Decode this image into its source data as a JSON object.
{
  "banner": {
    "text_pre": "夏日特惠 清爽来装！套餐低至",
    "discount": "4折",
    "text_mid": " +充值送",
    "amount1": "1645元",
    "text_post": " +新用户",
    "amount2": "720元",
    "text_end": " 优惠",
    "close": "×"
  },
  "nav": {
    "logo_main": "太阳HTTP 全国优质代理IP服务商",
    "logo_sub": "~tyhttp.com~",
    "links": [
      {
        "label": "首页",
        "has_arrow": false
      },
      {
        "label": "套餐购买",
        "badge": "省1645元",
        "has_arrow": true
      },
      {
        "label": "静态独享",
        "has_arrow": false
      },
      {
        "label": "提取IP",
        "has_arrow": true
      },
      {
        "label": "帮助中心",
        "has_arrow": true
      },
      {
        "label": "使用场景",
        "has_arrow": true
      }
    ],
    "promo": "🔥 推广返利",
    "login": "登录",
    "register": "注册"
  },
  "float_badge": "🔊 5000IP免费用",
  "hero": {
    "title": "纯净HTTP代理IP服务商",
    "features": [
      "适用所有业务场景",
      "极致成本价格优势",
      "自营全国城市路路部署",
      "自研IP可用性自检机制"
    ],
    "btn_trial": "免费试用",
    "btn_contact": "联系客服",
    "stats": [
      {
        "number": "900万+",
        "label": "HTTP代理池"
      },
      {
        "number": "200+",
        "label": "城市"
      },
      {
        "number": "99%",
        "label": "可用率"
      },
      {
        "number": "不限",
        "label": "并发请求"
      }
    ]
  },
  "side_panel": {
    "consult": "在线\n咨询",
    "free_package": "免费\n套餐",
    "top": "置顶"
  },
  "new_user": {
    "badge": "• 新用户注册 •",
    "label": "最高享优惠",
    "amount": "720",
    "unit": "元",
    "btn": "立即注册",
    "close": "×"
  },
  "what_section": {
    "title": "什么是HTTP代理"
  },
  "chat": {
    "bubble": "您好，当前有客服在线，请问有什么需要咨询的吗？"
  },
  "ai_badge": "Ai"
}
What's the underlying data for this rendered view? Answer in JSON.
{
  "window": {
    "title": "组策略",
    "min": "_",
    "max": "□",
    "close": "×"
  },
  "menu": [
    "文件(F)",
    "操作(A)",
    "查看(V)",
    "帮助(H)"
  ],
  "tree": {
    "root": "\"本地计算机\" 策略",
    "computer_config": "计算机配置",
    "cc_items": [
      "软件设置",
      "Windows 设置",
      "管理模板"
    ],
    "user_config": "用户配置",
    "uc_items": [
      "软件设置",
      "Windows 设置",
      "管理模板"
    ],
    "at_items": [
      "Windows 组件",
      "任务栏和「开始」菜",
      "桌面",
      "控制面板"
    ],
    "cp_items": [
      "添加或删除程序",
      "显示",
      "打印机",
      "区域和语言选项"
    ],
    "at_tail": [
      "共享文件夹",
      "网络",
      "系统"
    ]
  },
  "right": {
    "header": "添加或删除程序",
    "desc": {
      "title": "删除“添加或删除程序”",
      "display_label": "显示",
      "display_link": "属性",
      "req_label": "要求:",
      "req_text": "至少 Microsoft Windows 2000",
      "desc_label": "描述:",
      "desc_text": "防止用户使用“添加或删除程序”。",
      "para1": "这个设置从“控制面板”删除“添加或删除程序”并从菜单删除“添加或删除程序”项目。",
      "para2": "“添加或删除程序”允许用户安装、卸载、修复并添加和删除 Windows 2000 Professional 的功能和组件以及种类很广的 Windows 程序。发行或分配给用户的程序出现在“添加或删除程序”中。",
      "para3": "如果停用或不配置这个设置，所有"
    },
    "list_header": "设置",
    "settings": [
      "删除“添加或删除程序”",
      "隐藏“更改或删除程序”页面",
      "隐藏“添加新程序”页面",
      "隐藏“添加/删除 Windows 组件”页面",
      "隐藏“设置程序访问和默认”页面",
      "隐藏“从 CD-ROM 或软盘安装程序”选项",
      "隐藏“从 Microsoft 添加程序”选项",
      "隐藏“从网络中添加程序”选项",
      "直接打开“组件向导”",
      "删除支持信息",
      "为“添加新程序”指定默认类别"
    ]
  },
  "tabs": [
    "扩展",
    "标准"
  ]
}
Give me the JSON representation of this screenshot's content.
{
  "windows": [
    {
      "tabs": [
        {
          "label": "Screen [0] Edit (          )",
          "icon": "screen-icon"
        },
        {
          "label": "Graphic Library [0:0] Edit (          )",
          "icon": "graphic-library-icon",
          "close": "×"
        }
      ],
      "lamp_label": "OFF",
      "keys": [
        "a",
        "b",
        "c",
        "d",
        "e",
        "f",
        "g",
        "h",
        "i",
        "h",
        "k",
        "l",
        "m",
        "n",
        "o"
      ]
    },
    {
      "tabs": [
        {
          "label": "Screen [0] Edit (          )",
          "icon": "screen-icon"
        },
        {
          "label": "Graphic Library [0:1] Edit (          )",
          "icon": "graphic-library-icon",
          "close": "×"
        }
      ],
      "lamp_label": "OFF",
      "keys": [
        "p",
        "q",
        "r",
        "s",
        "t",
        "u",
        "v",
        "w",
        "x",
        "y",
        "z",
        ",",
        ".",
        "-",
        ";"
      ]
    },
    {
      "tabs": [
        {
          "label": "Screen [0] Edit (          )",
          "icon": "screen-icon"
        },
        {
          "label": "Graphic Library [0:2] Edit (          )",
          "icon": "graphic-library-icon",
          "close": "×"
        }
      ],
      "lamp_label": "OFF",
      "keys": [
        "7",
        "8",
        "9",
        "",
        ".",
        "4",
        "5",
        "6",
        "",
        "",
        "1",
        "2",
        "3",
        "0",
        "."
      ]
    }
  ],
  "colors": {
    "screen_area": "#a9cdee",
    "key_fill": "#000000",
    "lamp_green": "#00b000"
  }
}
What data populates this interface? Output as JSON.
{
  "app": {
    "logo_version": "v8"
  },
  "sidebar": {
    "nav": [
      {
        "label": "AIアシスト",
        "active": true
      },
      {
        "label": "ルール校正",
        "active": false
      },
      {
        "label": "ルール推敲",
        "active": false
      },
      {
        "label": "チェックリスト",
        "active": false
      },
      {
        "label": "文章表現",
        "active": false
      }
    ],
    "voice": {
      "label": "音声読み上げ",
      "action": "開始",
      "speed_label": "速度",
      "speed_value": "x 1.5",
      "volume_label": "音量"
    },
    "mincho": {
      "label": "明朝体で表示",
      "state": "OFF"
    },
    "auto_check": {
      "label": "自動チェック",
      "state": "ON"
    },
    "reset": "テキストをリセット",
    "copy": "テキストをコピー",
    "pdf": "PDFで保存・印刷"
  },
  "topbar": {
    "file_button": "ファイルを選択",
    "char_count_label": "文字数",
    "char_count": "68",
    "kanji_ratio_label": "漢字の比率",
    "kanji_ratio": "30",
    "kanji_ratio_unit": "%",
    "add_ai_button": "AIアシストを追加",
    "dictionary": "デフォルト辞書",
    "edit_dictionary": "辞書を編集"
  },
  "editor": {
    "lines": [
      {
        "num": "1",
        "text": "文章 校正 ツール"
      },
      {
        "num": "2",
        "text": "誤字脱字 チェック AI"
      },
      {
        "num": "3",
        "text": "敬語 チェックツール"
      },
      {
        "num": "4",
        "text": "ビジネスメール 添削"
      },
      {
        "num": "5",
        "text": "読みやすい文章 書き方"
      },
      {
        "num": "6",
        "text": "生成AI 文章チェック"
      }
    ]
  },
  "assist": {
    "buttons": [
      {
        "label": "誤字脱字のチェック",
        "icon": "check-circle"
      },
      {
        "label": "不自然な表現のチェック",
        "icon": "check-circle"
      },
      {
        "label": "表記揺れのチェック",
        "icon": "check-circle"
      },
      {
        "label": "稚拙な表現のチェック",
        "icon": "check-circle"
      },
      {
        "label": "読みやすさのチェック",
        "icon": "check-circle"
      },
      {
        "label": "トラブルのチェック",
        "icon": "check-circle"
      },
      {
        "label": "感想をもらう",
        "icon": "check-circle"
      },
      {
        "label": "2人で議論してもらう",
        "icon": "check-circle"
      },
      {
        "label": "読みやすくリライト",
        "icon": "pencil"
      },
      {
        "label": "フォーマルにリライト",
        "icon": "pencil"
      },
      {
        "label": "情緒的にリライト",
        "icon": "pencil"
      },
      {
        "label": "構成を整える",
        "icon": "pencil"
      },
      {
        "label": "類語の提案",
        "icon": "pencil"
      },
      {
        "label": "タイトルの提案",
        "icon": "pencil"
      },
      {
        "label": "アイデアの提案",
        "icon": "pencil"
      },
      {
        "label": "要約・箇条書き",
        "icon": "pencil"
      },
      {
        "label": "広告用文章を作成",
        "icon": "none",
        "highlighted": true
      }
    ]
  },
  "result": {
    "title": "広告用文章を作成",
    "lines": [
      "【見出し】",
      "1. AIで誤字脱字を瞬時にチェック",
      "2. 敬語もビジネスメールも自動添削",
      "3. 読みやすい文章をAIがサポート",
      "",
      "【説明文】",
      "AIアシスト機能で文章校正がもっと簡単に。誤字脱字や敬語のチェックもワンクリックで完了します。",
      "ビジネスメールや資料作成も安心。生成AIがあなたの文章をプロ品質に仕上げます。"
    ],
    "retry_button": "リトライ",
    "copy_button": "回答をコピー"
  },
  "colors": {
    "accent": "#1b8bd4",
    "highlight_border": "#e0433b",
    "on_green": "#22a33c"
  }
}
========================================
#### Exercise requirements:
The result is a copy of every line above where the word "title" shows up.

#### Solution:
    "title": "纯净HTTP代理IP服务商",
    "title": "什么是HTTP代理"
    "title": "组策略",
      "title": "删除“添加或删除程序”",
    "title": "広告用文章を作成",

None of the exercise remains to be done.